* [To do] In the entries below, some lines contain "this"; work out how many and answer with the figure only.

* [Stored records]

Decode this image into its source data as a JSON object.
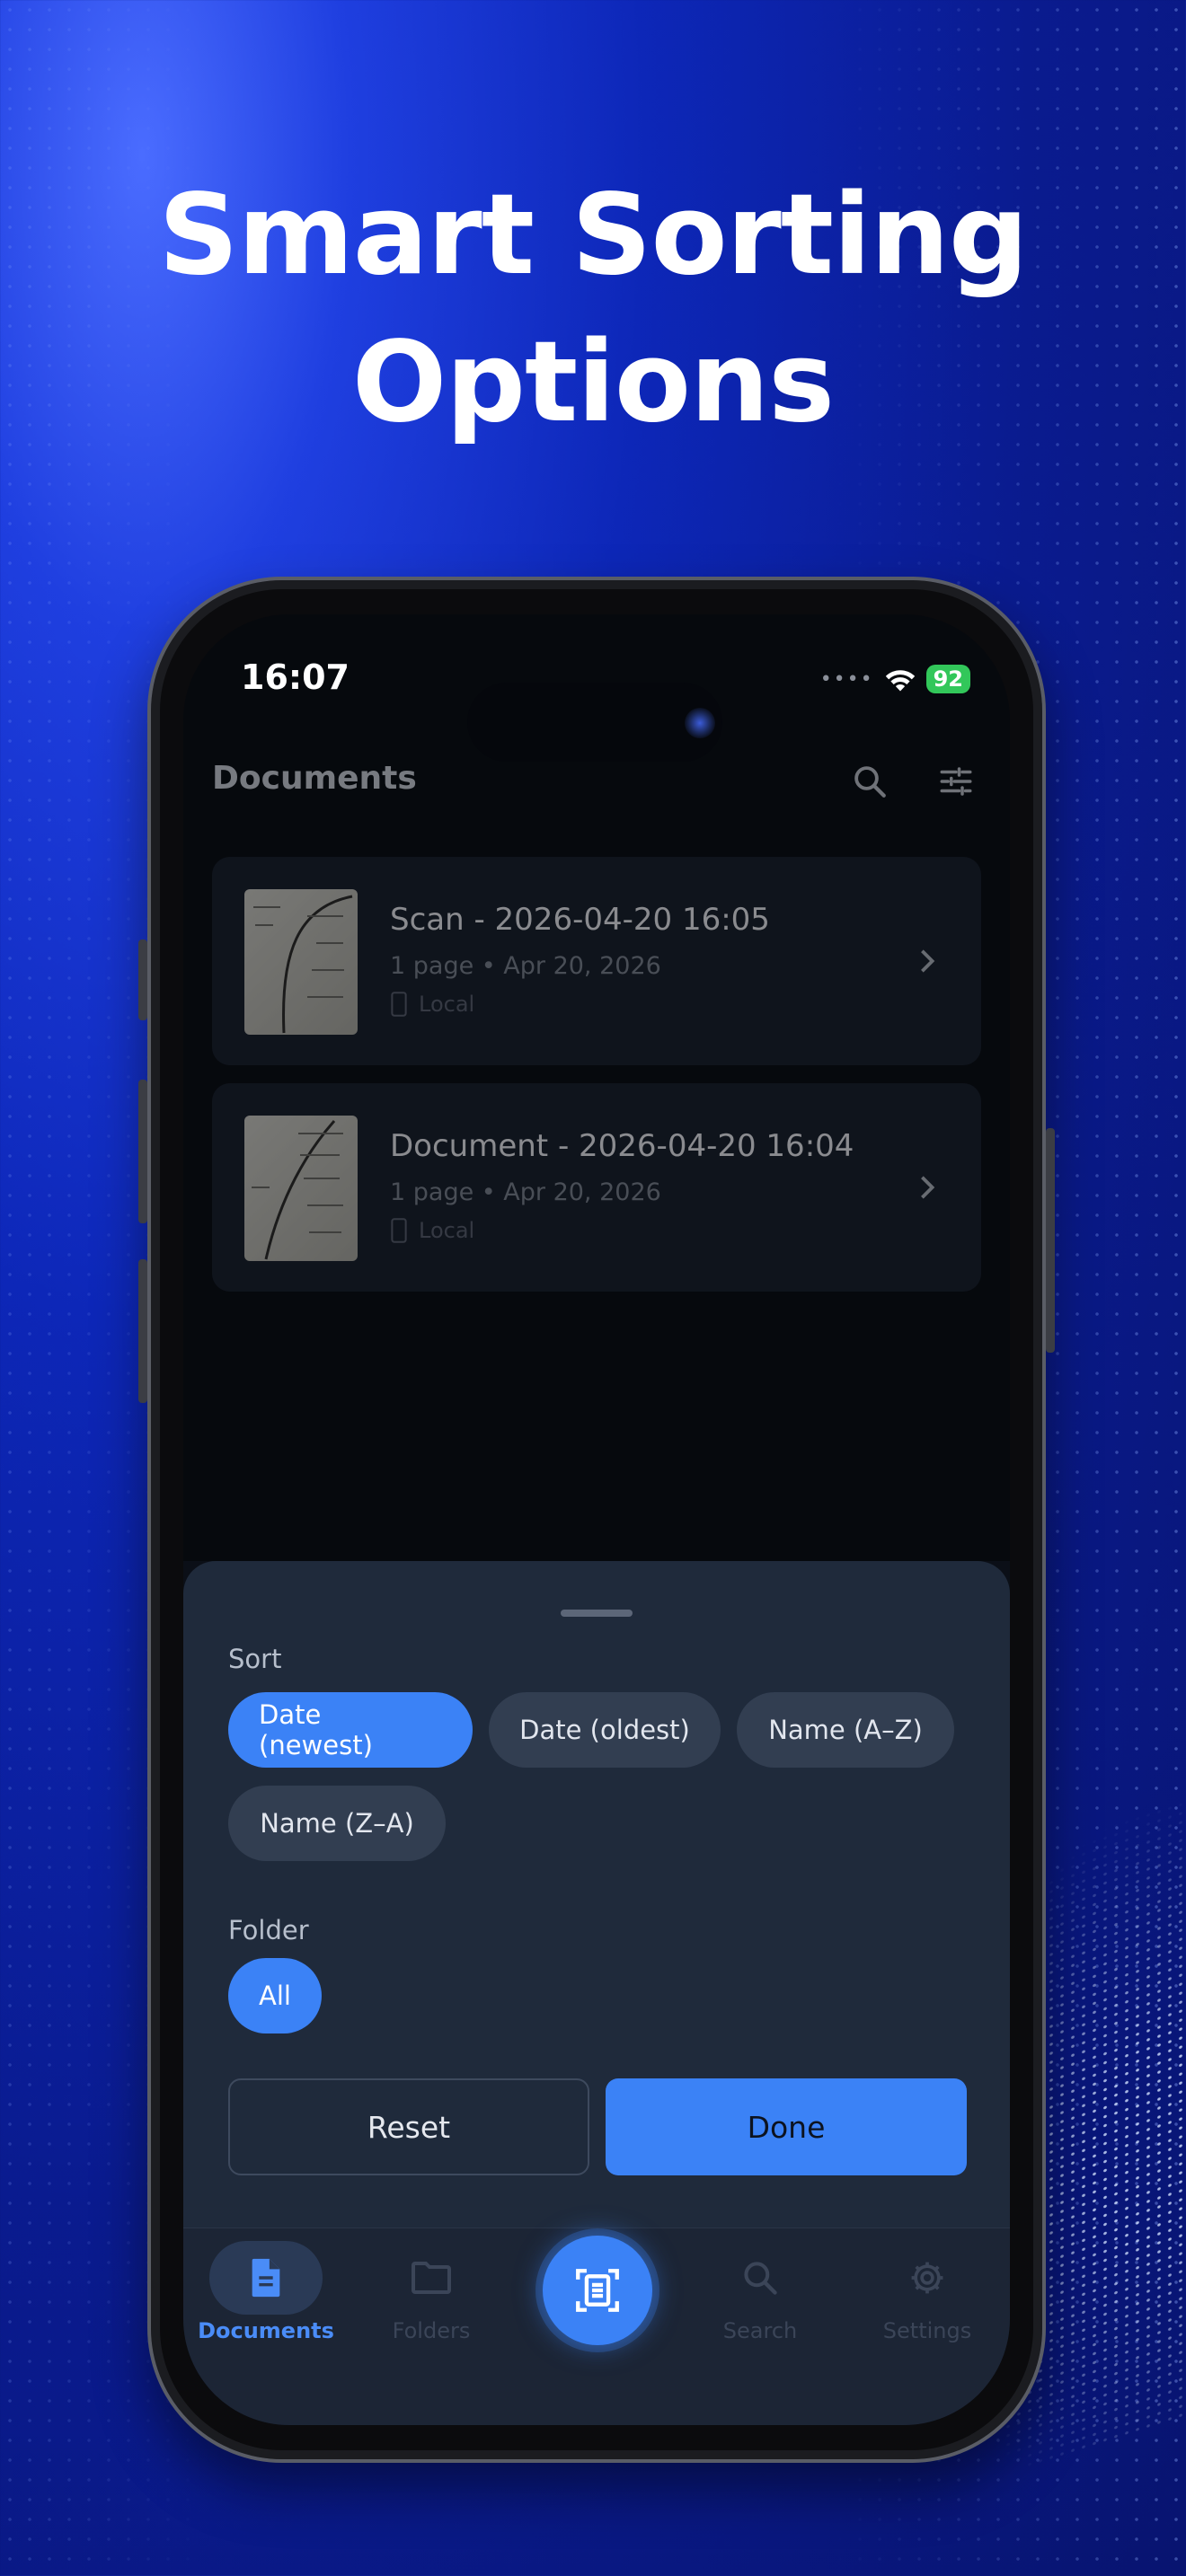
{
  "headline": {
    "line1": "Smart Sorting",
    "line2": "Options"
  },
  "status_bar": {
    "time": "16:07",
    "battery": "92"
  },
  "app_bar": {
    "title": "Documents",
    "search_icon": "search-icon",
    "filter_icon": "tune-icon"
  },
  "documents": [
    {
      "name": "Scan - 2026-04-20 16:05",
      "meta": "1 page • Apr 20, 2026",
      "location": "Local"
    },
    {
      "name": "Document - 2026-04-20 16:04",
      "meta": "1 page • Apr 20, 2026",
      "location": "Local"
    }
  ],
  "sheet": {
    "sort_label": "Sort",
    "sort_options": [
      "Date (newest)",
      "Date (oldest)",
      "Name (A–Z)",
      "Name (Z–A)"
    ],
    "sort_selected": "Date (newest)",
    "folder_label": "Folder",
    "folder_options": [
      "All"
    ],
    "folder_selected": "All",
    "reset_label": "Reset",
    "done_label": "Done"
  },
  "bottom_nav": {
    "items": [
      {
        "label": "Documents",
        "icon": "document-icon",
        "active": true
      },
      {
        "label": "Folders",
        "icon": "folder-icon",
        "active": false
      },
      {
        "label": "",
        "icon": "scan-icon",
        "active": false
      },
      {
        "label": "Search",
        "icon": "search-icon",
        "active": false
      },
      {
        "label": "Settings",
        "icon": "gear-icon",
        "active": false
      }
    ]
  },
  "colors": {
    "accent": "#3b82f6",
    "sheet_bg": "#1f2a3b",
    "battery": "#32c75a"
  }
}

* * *

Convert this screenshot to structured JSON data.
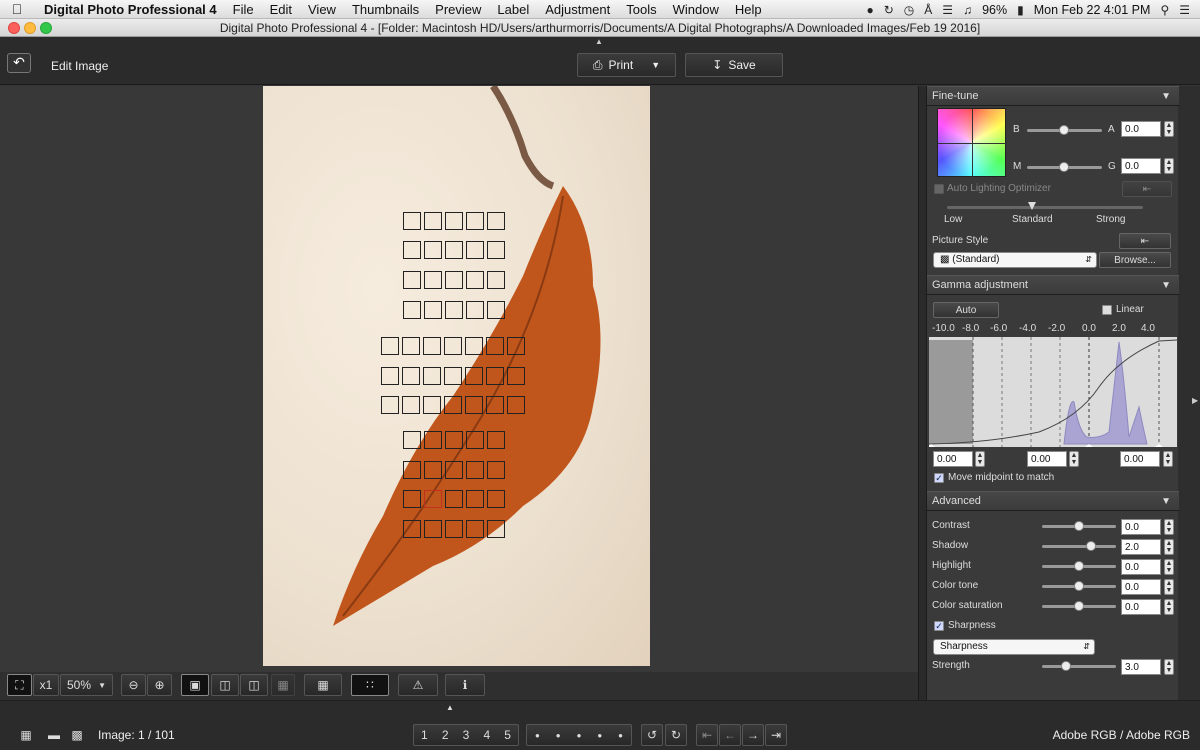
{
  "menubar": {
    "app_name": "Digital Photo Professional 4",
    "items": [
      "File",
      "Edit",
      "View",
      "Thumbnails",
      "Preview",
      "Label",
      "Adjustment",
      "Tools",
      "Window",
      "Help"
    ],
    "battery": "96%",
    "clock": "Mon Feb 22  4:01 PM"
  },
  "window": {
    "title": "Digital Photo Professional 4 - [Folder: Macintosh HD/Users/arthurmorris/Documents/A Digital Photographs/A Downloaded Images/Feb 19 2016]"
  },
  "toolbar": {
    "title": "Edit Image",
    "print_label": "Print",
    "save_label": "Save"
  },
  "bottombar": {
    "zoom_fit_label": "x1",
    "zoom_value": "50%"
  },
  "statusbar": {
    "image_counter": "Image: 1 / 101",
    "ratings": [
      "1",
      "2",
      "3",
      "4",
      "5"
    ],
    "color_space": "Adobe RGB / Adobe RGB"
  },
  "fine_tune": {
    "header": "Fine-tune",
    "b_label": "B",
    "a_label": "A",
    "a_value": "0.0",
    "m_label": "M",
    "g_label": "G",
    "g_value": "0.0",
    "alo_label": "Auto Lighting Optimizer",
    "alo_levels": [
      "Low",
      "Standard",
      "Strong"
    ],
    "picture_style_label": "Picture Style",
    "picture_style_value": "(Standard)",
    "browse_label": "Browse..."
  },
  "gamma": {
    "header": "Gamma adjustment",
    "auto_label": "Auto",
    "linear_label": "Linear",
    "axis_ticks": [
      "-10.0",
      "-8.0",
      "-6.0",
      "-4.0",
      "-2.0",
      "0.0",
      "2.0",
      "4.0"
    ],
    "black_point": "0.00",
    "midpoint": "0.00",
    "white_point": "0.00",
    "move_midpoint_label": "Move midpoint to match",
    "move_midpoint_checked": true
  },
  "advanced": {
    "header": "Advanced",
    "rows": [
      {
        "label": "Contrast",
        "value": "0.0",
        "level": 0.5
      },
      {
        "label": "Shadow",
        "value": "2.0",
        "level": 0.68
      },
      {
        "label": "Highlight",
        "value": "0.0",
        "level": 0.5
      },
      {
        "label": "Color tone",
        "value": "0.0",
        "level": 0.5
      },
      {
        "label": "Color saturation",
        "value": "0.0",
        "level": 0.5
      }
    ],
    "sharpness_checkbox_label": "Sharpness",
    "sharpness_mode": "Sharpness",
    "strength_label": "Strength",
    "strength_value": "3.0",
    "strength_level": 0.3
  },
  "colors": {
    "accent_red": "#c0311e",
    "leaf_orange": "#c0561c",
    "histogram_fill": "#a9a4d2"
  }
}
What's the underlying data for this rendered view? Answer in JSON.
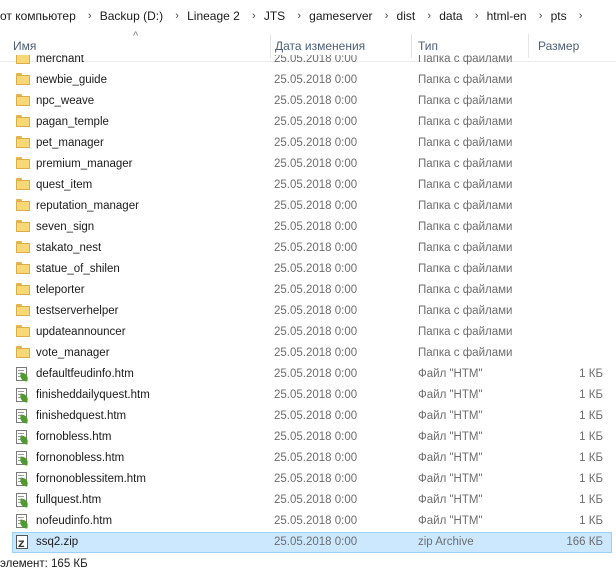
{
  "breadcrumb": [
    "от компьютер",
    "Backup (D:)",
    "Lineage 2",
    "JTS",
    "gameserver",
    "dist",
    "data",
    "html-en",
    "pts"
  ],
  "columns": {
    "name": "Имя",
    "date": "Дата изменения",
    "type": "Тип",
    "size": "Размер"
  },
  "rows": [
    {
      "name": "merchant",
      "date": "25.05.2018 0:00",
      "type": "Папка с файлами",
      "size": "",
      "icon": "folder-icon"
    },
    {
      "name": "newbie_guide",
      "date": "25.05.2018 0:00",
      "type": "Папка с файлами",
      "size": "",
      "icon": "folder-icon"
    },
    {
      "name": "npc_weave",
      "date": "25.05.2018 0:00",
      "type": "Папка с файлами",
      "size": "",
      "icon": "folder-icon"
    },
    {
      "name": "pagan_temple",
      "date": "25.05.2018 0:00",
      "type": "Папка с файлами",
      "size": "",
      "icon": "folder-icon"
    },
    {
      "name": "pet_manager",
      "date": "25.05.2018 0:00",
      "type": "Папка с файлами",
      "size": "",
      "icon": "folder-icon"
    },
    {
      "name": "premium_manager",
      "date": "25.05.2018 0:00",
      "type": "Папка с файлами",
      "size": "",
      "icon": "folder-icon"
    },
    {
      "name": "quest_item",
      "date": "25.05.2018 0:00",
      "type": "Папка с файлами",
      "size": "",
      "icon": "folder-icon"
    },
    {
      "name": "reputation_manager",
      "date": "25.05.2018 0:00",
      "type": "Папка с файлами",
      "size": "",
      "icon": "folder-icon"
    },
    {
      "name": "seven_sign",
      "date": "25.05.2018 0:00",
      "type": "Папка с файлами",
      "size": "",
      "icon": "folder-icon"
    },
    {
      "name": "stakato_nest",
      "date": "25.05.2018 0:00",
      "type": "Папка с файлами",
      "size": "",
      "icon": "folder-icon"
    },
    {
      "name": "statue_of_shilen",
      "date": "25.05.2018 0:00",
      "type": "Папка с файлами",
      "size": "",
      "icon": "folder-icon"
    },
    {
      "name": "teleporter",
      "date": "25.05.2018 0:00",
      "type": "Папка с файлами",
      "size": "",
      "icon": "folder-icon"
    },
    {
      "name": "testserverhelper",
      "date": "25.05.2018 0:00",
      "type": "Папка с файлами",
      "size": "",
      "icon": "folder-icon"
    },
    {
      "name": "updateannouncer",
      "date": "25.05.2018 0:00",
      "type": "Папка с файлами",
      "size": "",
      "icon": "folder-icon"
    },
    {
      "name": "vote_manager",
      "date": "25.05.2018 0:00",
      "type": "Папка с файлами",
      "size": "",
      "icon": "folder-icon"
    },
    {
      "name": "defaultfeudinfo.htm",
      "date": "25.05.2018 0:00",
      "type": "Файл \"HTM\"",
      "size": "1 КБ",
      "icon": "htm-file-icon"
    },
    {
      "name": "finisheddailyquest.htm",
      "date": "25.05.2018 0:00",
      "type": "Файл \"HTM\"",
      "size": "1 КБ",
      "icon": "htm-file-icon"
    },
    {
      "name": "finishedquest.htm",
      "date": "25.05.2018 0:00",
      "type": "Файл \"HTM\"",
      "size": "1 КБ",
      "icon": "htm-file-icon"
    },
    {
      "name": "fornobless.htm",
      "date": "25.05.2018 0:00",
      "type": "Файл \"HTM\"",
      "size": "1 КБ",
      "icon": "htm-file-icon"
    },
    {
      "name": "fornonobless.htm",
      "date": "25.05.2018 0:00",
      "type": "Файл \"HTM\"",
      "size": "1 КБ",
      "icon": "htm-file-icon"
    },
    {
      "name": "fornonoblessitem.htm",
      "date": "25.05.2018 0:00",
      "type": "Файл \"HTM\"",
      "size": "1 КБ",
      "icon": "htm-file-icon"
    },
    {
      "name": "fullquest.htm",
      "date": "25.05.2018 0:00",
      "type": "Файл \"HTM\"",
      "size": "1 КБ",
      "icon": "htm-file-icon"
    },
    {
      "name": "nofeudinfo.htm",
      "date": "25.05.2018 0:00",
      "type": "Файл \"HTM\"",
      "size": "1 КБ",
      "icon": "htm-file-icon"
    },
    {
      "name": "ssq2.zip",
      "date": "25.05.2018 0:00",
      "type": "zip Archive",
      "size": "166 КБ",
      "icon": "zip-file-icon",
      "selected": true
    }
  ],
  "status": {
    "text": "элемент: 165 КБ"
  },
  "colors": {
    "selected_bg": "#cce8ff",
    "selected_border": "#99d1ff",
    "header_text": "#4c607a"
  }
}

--

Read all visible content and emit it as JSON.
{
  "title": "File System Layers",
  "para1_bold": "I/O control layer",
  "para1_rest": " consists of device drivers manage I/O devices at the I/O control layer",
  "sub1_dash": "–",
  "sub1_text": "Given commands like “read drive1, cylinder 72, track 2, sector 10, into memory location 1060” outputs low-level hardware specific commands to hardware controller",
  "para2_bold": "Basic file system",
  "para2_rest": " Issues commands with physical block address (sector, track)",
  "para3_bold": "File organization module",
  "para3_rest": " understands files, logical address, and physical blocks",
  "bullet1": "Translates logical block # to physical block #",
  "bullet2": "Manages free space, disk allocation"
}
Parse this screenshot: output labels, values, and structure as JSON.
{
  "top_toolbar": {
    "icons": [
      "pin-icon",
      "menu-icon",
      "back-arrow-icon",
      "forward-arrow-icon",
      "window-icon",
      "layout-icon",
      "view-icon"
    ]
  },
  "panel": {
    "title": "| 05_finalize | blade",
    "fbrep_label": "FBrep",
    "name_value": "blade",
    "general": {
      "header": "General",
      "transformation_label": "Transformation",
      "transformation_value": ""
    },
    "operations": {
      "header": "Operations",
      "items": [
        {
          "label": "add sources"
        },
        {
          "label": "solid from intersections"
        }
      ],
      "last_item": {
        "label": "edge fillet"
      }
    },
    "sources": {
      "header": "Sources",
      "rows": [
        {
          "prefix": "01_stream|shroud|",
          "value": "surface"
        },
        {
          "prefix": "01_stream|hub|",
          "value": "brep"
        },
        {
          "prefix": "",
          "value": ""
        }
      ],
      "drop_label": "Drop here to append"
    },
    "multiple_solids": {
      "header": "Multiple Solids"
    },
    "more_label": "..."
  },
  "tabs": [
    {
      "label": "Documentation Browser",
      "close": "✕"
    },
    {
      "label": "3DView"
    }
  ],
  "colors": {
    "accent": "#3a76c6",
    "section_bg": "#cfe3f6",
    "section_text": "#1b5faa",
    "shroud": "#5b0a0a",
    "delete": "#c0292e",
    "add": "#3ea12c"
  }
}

* [Task answer] 4